- **Prompt**: Provide only the number of lines below that hold "earum".

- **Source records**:
________________________________________

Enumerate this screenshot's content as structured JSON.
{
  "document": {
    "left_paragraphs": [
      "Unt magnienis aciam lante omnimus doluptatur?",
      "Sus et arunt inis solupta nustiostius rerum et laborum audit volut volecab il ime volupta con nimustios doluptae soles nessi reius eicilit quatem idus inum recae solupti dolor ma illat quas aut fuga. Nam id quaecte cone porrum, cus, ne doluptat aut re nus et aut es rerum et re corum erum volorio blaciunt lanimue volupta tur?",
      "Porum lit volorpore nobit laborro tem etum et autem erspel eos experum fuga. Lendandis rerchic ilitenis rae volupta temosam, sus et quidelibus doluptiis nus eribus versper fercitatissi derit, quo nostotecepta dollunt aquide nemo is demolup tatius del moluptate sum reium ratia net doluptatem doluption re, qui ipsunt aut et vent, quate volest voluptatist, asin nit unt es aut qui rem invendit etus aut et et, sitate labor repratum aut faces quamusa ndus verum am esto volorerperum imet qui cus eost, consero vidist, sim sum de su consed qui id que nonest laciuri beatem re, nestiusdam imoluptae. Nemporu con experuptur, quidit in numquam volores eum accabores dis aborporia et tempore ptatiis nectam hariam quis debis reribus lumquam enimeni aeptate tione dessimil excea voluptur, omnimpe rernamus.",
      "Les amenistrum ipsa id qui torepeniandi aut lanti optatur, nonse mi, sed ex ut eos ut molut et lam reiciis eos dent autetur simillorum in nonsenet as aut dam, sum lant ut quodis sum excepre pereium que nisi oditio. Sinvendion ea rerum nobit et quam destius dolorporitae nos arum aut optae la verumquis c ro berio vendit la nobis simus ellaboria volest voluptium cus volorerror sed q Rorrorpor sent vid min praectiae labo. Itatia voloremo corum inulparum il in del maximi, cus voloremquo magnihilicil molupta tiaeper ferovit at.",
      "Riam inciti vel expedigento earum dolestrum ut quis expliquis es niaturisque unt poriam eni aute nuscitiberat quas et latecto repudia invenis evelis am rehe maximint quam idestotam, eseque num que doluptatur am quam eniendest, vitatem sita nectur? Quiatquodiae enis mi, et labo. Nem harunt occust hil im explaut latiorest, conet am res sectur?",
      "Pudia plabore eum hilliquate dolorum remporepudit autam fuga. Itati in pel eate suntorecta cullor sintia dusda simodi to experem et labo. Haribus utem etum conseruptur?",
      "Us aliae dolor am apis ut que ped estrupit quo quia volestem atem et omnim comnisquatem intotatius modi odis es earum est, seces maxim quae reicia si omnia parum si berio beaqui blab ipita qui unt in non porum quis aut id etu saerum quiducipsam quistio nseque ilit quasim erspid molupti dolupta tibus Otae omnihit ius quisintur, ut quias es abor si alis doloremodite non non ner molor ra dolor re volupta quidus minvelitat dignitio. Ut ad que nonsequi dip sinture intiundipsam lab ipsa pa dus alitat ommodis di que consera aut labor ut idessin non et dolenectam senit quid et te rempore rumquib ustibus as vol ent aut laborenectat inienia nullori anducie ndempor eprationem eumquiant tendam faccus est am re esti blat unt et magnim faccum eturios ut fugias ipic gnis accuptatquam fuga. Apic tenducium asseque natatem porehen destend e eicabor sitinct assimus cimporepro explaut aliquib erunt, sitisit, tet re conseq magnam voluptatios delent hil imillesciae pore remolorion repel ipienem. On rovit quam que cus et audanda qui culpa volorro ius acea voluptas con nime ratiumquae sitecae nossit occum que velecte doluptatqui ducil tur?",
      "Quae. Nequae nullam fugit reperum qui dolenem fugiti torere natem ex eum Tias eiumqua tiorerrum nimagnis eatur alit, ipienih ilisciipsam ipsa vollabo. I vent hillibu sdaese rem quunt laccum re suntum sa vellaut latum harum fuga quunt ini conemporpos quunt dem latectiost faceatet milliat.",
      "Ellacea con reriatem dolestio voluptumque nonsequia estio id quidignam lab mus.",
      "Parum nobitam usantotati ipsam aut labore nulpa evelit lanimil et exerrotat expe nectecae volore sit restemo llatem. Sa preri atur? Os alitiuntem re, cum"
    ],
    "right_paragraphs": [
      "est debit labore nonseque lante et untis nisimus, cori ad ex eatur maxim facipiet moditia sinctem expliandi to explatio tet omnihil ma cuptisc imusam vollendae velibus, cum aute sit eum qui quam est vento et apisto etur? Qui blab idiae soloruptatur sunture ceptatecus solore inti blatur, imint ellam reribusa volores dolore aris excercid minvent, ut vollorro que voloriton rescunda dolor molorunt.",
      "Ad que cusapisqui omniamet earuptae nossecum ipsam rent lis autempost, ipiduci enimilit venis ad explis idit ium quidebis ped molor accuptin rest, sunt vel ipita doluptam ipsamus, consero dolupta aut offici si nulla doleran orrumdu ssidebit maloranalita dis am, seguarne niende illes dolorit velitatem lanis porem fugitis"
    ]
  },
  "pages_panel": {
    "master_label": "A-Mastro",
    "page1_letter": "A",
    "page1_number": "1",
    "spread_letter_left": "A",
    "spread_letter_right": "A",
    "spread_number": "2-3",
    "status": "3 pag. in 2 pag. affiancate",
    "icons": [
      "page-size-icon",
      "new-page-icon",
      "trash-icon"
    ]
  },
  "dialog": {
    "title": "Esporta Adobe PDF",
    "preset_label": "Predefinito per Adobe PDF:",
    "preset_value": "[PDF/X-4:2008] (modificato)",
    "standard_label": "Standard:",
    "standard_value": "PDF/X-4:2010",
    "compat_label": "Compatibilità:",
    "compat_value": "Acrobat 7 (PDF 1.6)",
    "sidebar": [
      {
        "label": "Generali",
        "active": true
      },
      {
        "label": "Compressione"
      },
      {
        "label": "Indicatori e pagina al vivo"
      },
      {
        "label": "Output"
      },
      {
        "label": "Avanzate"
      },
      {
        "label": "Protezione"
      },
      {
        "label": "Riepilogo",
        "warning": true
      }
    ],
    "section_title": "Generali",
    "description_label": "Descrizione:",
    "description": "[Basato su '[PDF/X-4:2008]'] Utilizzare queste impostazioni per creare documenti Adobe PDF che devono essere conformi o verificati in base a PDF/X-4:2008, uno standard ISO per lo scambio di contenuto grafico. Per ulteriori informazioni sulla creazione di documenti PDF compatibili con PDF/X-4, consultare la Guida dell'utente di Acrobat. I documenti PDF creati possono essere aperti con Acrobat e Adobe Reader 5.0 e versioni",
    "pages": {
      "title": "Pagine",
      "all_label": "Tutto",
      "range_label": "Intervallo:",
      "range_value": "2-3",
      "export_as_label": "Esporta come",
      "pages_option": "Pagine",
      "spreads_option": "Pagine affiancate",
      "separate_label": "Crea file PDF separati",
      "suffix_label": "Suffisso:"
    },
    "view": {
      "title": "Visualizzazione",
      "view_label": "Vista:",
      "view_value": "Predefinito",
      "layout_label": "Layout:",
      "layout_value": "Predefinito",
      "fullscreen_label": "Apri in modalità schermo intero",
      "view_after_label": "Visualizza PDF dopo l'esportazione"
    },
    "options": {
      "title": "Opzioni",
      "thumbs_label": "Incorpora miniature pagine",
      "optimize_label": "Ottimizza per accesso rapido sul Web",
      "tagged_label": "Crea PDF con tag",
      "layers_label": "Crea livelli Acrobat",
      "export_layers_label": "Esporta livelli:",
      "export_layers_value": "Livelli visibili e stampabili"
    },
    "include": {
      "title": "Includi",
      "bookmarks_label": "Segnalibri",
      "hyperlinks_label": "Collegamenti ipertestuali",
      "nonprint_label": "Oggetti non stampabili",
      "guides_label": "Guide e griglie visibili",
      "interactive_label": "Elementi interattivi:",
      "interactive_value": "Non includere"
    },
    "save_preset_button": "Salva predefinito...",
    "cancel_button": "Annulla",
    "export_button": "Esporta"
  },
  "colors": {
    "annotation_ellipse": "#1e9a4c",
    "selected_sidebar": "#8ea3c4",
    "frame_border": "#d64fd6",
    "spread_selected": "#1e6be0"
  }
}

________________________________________

- **Your response**: 2